Camp Bondsteel was built in Kosovo after the bombing of Serbia when the region fell under the control of the international peacekeeping mission.
The camp occupies 3.8 km² of land and is built mainly of wooden semi-permanent huts. Around 25 kilometers of paved roads connect all the camp's 300 objects and 11 watchtowers.
Many ethnic Albanians, who make up the population of nearby communities, are employed in the camp doing various low-skilled jobs. They're getting paid between €400 and €800, which by local standards is a lot of money. In the past as many as 2,500 local residents worked in the camp, but now there are around a hundred of them.
The number of military personnel at the camp is classified. But Ristic found out that 600,000 gallons of water are delivered to the camp daily. Furthermore, over 1,400 baskets with linen are washed every day and 18,000 sets of dishes are prepared. Besides US soldiers involved in the KFOR mission, military personnel from a dozen other countries, including Poland, the Czech Republic, Turkey, Romania, Slovenia and Ukraine, are also present Bondsteel.
Officially, the number of tanks and military helicopters is not disclosed, but according to some reports there are some 20 Black Hawks, one Apache and a dozen M1A2 Abrams tanks.
Every day at 2 PM the alarm goes off across the whole camp.

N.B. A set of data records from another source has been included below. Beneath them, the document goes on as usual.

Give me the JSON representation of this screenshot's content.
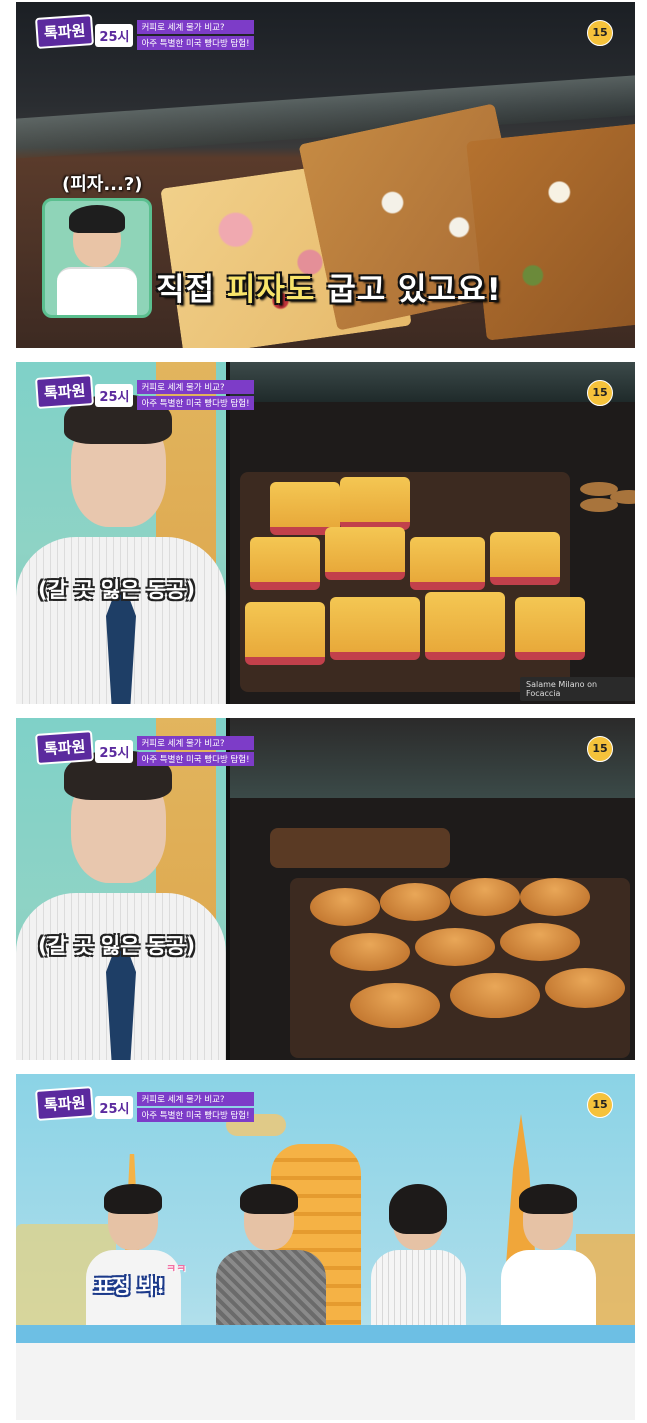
{
  "show": {
    "logo_main": "톡파원",
    "logo_num": "25시",
    "sub_line1": "커피로 세계 물가 비교?",
    "sub_line2": "아주 특별한 미국 빵다방 탐험!",
    "rating": "15"
  },
  "frame1": {
    "thumb_label": "(피자...?)",
    "subtitle_white1": "직접 ",
    "subtitle_yellow": "피자도",
    "subtitle_white2": " 굽고 있고요!"
  },
  "frame2": {
    "caption": "(갈 곳 잃은 동공)",
    "label_card": "Salame Milano on Focaccia"
  },
  "frame3": {
    "caption": "(갈 곳 잃은 동공)"
  },
  "frame4": {
    "caption": "표정 봐!",
    "caption_sub": "ㅋㅋ"
  }
}
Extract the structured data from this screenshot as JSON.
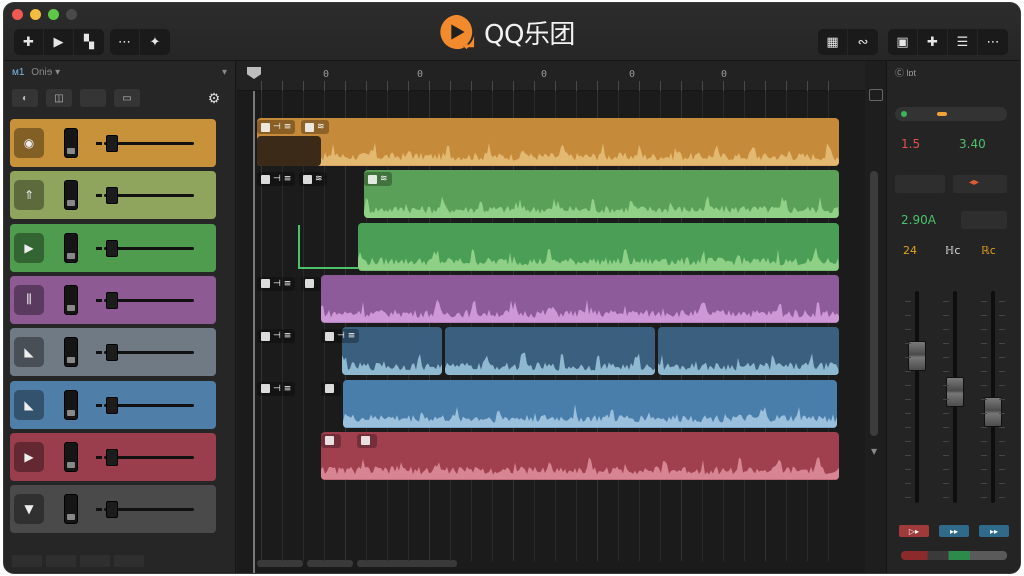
{
  "app": {
    "title": "QQ乐团",
    "colors": {
      "accent": "#f28a2e",
      "background": "#202020",
      "panel": "#262626"
    }
  },
  "toolbar_left": [
    {
      "name": "add-track-button",
      "icon": "plus-icon",
      "glyph": "✚"
    },
    {
      "name": "play-button",
      "icon": "play-icon",
      "glyph": "▶"
    },
    {
      "name": "record-button",
      "icon": "record-icon",
      "glyph": "▚"
    },
    {
      "name": "loop-button",
      "icon": "loop-icon",
      "glyph": "⋯"
    },
    {
      "name": "tuner-button",
      "icon": "tuner-icon",
      "glyph": "✦"
    }
  ],
  "toolbar_right": [
    {
      "name": "library-button",
      "icon": "library-icon",
      "glyph": "▦"
    },
    {
      "name": "tempo-button",
      "icon": "metronome-icon",
      "glyph": "∾"
    },
    {
      "name": "editor-button",
      "icon": "editor-icon",
      "glyph": "▣"
    },
    {
      "name": "mixer-button",
      "icon": "mixer-icon",
      "glyph": "✚"
    },
    {
      "name": "list-button",
      "icon": "list-icon",
      "glyph": "☰"
    },
    {
      "name": "more-button",
      "icon": "more-icon",
      "glyph": "⋯"
    }
  ],
  "tracklist": {
    "header_label": "Oniɘ",
    "header_prefix": "ᴍ1",
    "tracks": [
      {
        "name": "track-1",
        "color": "#c8923a",
        "icon_glyph": "◉"
      },
      {
        "name": "track-2",
        "color": "#8fa45c",
        "icon_glyph": "⇑"
      },
      {
        "name": "track-3",
        "color": "#4f9c4f",
        "icon_glyph": "▶"
      },
      {
        "name": "track-4",
        "color": "#8d5a94",
        "icon_glyph": "⫼"
      },
      {
        "name": "track-5",
        "color": "#6f7a85",
        "icon_glyph": "◣"
      },
      {
        "name": "track-6",
        "color": "#4f7ea8",
        "icon_glyph": "◣"
      },
      {
        "name": "track-7",
        "color": "#9a3e4d",
        "icon_glyph": "▶"
      },
      {
        "name": "track-8",
        "color": "#4a4a4a",
        "icon_glyph": "▼"
      }
    ]
  },
  "ruler": {
    "marks": [
      "0",
      "0",
      "0",
      "0",
      "0"
    ]
  },
  "clips": [
    {
      "track": 0,
      "tag": "⊣ ≡",
      "tag2": "≋",
      "color": "#c58a3a",
      "wave": "#e8c07a"
    },
    {
      "track": 1,
      "tag": "⊣ ≡",
      "tag2": "≋",
      "color": "#5aa058",
      "wave": "#9ad88f"
    },
    {
      "track": 2,
      "tag": "",
      "tag2": "",
      "color": "#4a9e55",
      "wave": "#9ad88f"
    },
    {
      "track": 3,
      "tag": "⊣ ≡",
      "tag2": "",
      "color": "#8d5b9a",
      "wave": "#d9a2e0"
    },
    {
      "track": 4,
      "tag": "⊣ ≡",
      "tag2": "⊣ ≡",
      "color": "#3b5f7e",
      "wave": "#9fc9de"
    },
    {
      "track": 5,
      "tag": "⊣ ≡",
      "tag2": "",
      "color": "#4a7eaa",
      "wave": "#a9cbe8"
    },
    {
      "track": 6,
      "tag": "",
      "tag2": "",
      "color": "#a0404f",
      "wave": "#e2929f"
    }
  ],
  "inspector": {
    "header": "Ⓒ lɒt",
    "left_value": "1.5",
    "right_value": "3.40",
    "time_value": "2.90A",
    "fx": [
      "24",
      "ℍc",
      "ℝc"
    ],
    "routes": [
      {
        "label": "▷▸",
        "color": "#a03a3a"
      },
      {
        "label": "▸▸",
        "color": "#2f6a8a"
      },
      {
        "label": "▸▸",
        "color": "#2f6a8a"
      }
    ]
  }
}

Ristic was told that it's done to train personnel to act properly during natural disasters, which seemed to confuse the Serbian correspondent.
Personnel rotation happens every three to six months, depending on the security situation. Although it's not officially confirmed, soldiers serving at Bondsteel are paid $3,000 plus a 40 percent compensation for "the risk of war danger in Kosovo," Ristic said. Like in all other US military camps, personnel are forbidden to drink, have sex and carry loaded guns.
The administration at Bondsteel tries to ensure soldiers don't get homesick and keeps shops in which personnel could buy clothes and food from the United States. There is also a souvenir shop where one could buy souvenirs from many countries across the world, except Serbia, the author said.
The personnel serving at Bondsteel have an opportunity to attend history lessons on the statehood of Kosovo, as most soldiers have a vague idea where they're actually serving. However, since all teachers at the camp are Albanians, they only tell their version of history. The Serbian perspective is ignored.
The position of the camp makes Bondsteel the US Army's most important military site in Europe. All important locations are in close proximity — the US military contingent in Macedonia and Bosnia, as well as US military bases in Italy.